Bingo! I forgot GraphQL requires that the key is specified. I should have told you I was getting a 500 error. Sorry for wasting your time. I was thinking that the error wasn’t logging but that was just my confusion.

1 Like

Yeah, you might get this to work with:

  const { loading, error, data } = useQuery(LAUNCH_QUERY, {
    variables: { flight_number: test_variable }
  })

And of course a 500 error has nothing to do with React. It is supposed to mean that something went wrong on the server. Of course, if the server isn’t written robustly enough, mistakes that we make in what we send can cause those - it’s just the server should have been written more robustly, should return a 4xx error with a meaningful error message.

What would I add to this to catch this error?

const axios = require("axios")
const {
  GraphQLObjectType,
  GraphQLInt,
  GraphQLString,
  GraphQLBoolean,
  GraphQLList,
  GraphQLSchema
} = require("graphql")

// Launch Type
const LaunchType = new GraphQLObjectType({
  name: "Launch",
  fields: () => ({
    flight_number: { type: GraphQLInt },
    mission_name: { type: GraphQLString },
    launch_year: { type: GraphQLString },
    launch_date_local: { type: GraphQLString },
    launch_success: { type: GraphQLBoolean },
    rocket: { type: RocketType }
  })
})

// Rocket Type
const RocketType = new GraphQLObjectType({
  name: "Rocket",
  fields: () => ({
    rocket_id: { type: GraphQLString },
    rocket_name: { type: GraphQLString },
    rocket_type: { type: GraphQLString }
  })
})

// Root Query
const RootQuery = new GraphQLObjectType({
  name: "RootQueryType",
  fields: {
    launches: {
      type: new GraphQLList(LaunchType),
      resolve(parent, args) {
        return axios
          .get("https://api.spacexdata.com/v3/launches")
          .then(res => res.data)
      }
    },
    launch: {
      type: LaunchType,
      args: {
        flight_number: { type: GraphQLInt }
      },
      resolve(parent, args) {
        return axios
          .get(`https://api.spacexdata.com/v3/launches/${args.flight_number}`)
          .then(res => res.data)
      }
    },
    rockets: {
      type: new GraphQLList(RocketType),
      resolve(parent, args) {
        return axios
          .get("https://api.spacexdata.com/v3/rockets")
          .then(res => res.data)
      }
    },
    rocket: {
      type: RocketType,
      args: {
        id: { type: GraphQLInt }
      },
      resolve(parent, args) {
        return axios
          .get(`https://api.spacexdata.com/v3/rockets/${args.id}`)
          .then(res => res.data)
      }
    }
  }
})

module.exports = new GraphQLSchema({
  query: RootQuery
})

Is it enough to simply add a catch with a message, like so?

 launch: {
      type: LaunchType,
      args: {
        flight_number: { type: GraphQLInt }
      },
      resolve(parent, args) {
        return axios
          .get(`https://api.spacexdata.com/v3/launches/${args.flight_number}`)
          .then(res => res.data).catch(err => err.message)
      }
    },

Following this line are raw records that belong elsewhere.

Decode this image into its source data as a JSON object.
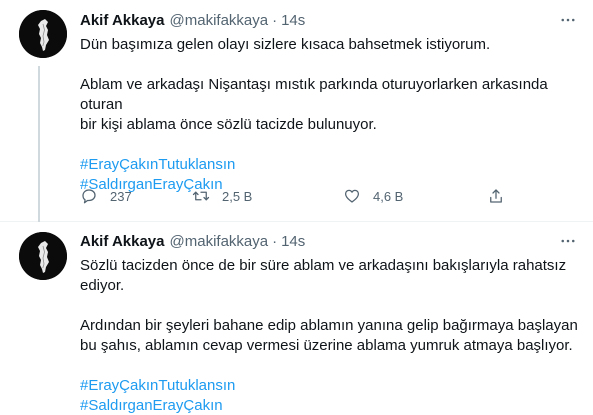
{
  "tweets": [
    {
      "name": "Akif Akkaya",
      "handle": "@makifakkaya",
      "separator": "·",
      "time": "14s",
      "lines": [
        "Dün başımıza gelen olayı sizlere kısaca bahsetmek istiyorum.",
        "",
        "Ablam ve arkadaşı Nişantaşı mıstık parkında oturuyorlarken arkasında oturan",
        "bir kişi ablama önce sözlü tacizde bulunuyor."
      ],
      "hashtags": [
        "#ErayÇakınTutuklansın",
        "#SaldırganErayÇakın"
      ],
      "reply_count": "237",
      "retweet_count": "2,5 B",
      "like_count": "4,6 B"
    },
    {
      "name": "Akif Akkaya",
      "handle": "@makifakkaya",
      "separator": "·",
      "time": "14s",
      "lines": [
        "Sözlü tacizden önce de bir süre ablam ve arkadaşını bakışlarıyla rahatsız",
        "ediyor.",
        "",
        "Ardından bir şeyleri bahane edip ablamın yanına gelip bağırmaya başlayan",
        "bu şahıs, ablamın cevap vermesi üzerine ablama yumruk atmaya başlıyor."
      ],
      "hashtags": [
        "#ErayÇakınTutuklansın",
        "#SaldırganErayÇakın"
      ]
    }
  ],
  "icons": {
    "more": "more-horizontal-icon",
    "reply": "reply-bubble-icon",
    "retweet": "retweet-icon",
    "like": "heart-icon",
    "share": "share-icon"
  },
  "colors": {
    "text": "#0f1419",
    "secondary": "#536471",
    "link": "#1d9bf0",
    "divider": "#eff3f4",
    "thread_line": "#cfd9de"
  }
}
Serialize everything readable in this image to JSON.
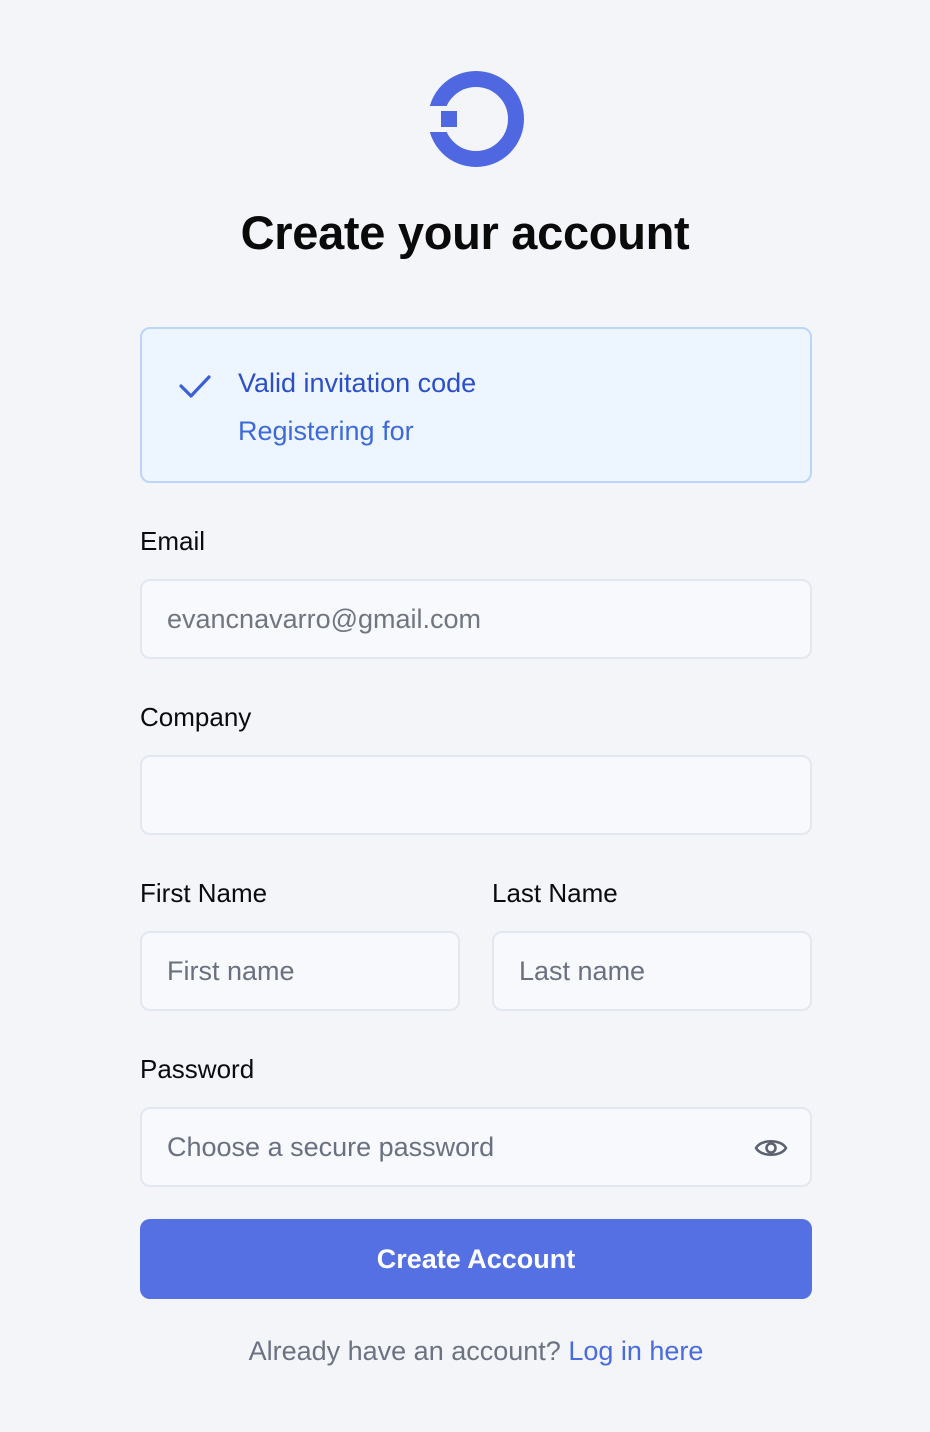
{
  "page": {
    "title": "Create your account"
  },
  "invitation": {
    "title": "Valid invitation code",
    "subtitle": "Registering for",
    "icon": "check-icon",
    "accent": "#2c4fc9"
  },
  "form": {
    "email": {
      "label": "Email",
      "value": "evancnavarro@gmail.com"
    },
    "company": {
      "label": "Company",
      "value": ""
    },
    "first_name": {
      "label": "First Name",
      "placeholder": "First name"
    },
    "last_name": {
      "label": "Last Name",
      "placeholder": "Last name"
    },
    "password": {
      "label": "Password",
      "placeholder": "Choose a secure password",
      "toggle_icon": "eye-icon"
    },
    "submit_label": "Create Account"
  },
  "footer": {
    "prompt": "Already have an account?",
    "link_label": "Log in here"
  },
  "colors": {
    "brand": "#5470e3",
    "background": "#f3f5f9"
  }
}
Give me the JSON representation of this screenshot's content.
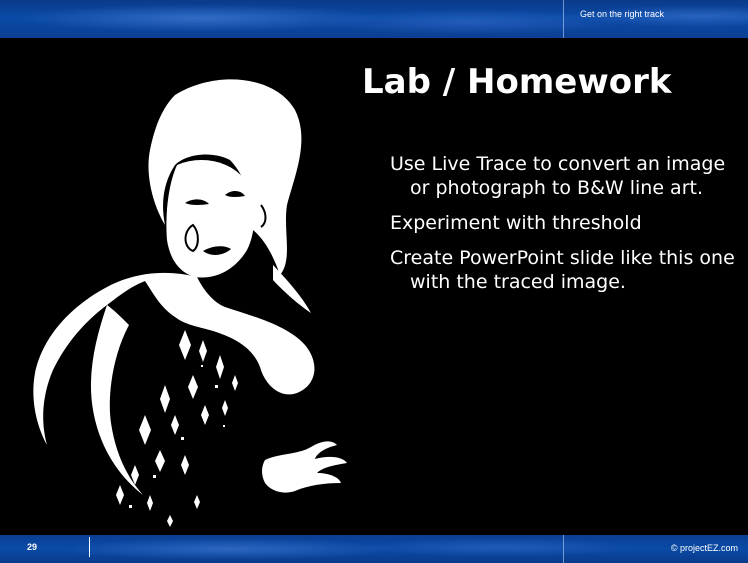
{
  "header": {
    "tagline": "Get on the right track"
  },
  "slide": {
    "title": "Lab / Homework",
    "bullets": [
      "Use Live Trace to convert an image or photograph to B&W line art.",
      "Experiment with threshold",
      "Create PowerPoint slide like this one with the traced image."
    ]
  },
  "footer": {
    "page_number": "29",
    "copyright": "© projectEZ.com"
  },
  "colors": {
    "background": "#000000",
    "banner_blue": "#0a4aa6",
    "text": "#ffffff"
  },
  "icons": {
    "artwork": "woman-silhouette-line-art"
  }
}
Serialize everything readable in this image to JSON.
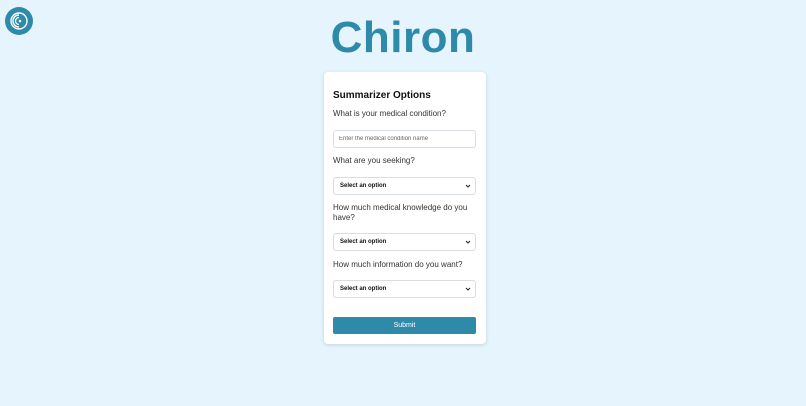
{
  "app": {
    "title": "Chiron",
    "logo_icon": "chiron-logo-icon",
    "brand_color": "#2d8ba9",
    "background_color": "#e6f5fd"
  },
  "form": {
    "title": "Summarizer Options",
    "condition": {
      "label": "What is your medical condition?",
      "placeholder": "Enter the medical condition name",
      "value": ""
    },
    "seeking": {
      "label": "What are you seeking?",
      "selected": "Select an option"
    },
    "knowledge": {
      "label": "How much medical knowledge do you have?",
      "selected": "Select an option"
    },
    "information": {
      "label": "How much information do you want?",
      "selected": "Select an option"
    },
    "submit_label": "Submit",
    "dropdown_icon": "chevron-down-icon"
  }
}
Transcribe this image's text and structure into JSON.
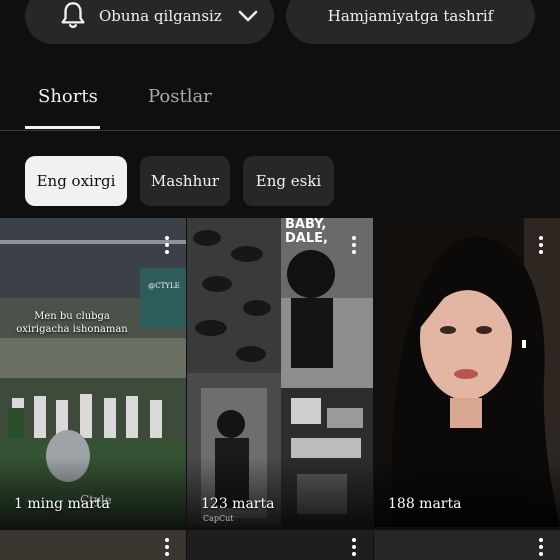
{
  "actions": {
    "subscribe_label": "Obuna qilgansiz",
    "community_label": "Hamjamiyatga tashrif"
  },
  "tabs": [
    {
      "label": "Shorts",
      "active": true
    },
    {
      "label": "Postlar",
      "active": false
    }
  ],
  "chips": [
    {
      "label": "Eng oxirgi",
      "active": true
    },
    {
      "label": "Mashhur",
      "active": false
    },
    {
      "label": "Eng eski",
      "active": false
    }
  ],
  "shorts": [
    {
      "views": "1 ming marta",
      "overlay_text": "Men bu clubga oxirigacha ishonaman",
      "watermark": "Ctyle",
      "tag": "@CTYLE"
    },
    {
      "views": "123 marta",
      "overlay_text": "BABY, DALE,",
      "watermark": "CapCut"
    },
    {
      "views": "188 marta"
    }
  ],
  "colors": {
    "background": "#0f0f0f",
    "surface": "#272727",
    "text_primary": "#f1f1f1",
    "text_secondary": "#aaaaaa"
  }
}
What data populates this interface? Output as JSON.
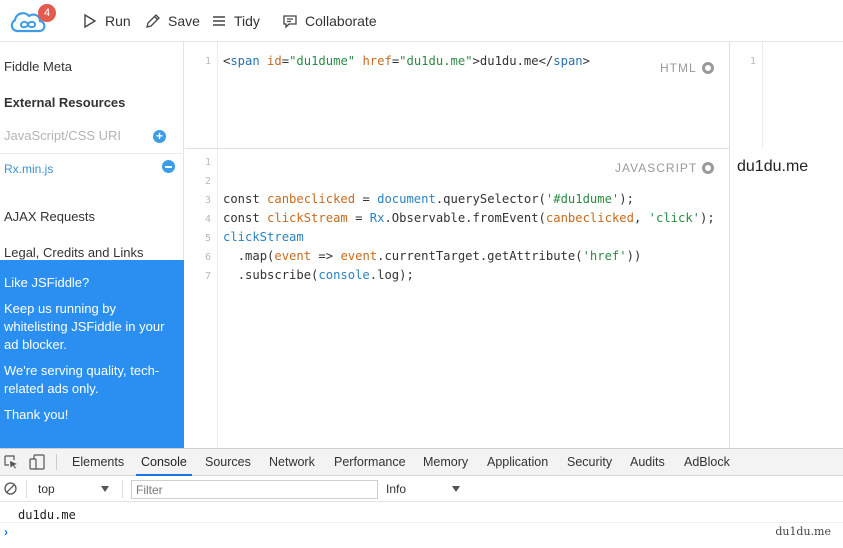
{
  "toolbar": {
    "logo_badge": "4",
    "run_label": "Run",
    "save_label": "Save",
    "tidy_label": "Tidy",
    "collaborate_label": "Collaborate"
  },
  "sidebar": {
    "fiddle_meta": "Fiddle Meta",
    "external_resources": "External Resources",
    "resource_input_placeholder": "JavaScript/CSS URI",
    "resource_file": "Rx.min.js",
    "ajax_requests": "AJAX Requests",
    "legal": "Legal, Credits and Links"
  },
  "promo": {
    "line1": "Like JSFiddle?",
    "line2": "Keep us running by whitelisting JSFiddle in your ad blocker.",
    "line3": "We're serving quality, tech-related ads only.",
    "line4": "Thank you!"
  },
  "html_panel": {
    "label": "HTML",
    "line_number": "1",
    "code": {
      "open_lt": "<",
      "tag": "span",
      "attr1": "id",
      "eq1": "=",
      "val1": "\"du1dume\"",
      "attr2": "href",
      "eq2": "=",
      "val2": "\"du1du.me\"",
      "close_gt": ">",
      "text": "du1du.me",
      "end_lt": "</",
      "end_tag": "span",
      "end_gt": ">"
    }
  },
  "js_panel": {
    "label": "JAVASCRIPT",
    "line_numbers": [
      "1",
      "2",
      "3",
      "4",
      "5",
      "6",
      "7"
    ],
    "line3": {
      "kw": "const",
      "var": "canbeclicked",
      "eq": "=",
      "obj": "document",
      "rest": ".querySelector(",
      "str": "'#du1dume'",
      "end": ");"
    },
    "line4": {
      "kw": "const",
      "var": "clickStream",
      "eq": "=",
      "obj": "Rx",
      "rest": ".Observable.fromEvent(",
      "arg": "canbeclicked",
      "comma": ",",
      "str": "'click'",
      "end": ");"
    },
    "line5": {
      "obj": "clickStream"
    },
    "line6": {
      "pre": ".map(",
      "arg": "event",
      "arrow": "=>",
      "obj": "event",
      "rest": ".currentTarget.getAttribute(",
      "str": "'href'",
      "end": "))"
    },
    "line7": {
      "pre": ".subscribe(",
      "obj": "console",
      "rest": ".log);"
    }
  },
  "result": {
    "line_number": "1",
    "text": "du1du.me"
  },
  "devtools": {
    "tabs": [
      "Elements",
      "Console",
      "Sources",
      "Network",
      "Performance",
      "Memory",
      "Application",
      "Security",
      "Audits",
      "AdBlock"
    ],
    "active_tab": "Console",
    "context_select": "top",
    "filter_placeholder": "Filter",
    "level_select": "Info",
    "console_output": "du1du.me",
    "console_source": "du1du.me",
    "prompt": "›"
  },
  "colors": {
    "promo_bg": "#2a8ff0",
    "accent": "#3c9ce6",
    "badge": "#e25b4e",
    "devtools_active": "#1a73e8"
  },
  "icons": [
    "jsfiddle-logo-icon",
    "play-icon",
    "pencil-icon",
    "tidy-lines-icon",
    "chat-icon",
    "plus-circle-icon",
    "minus-circle-icon",
    "gear-icon",
    "inspect-icon",
    "device-icon",
    "clear-console-icon"
  ]
}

I haven’t done much GQL and have done none from the server side. But I assume that there is a more graceful way to handle the incorrect shape being sent and to return a more meaningful error code/message.

But in any case, you can at least fix the frontend to send the right object.

This topic was automatically closed 182 days after the last reply. New replies are no longer allowed.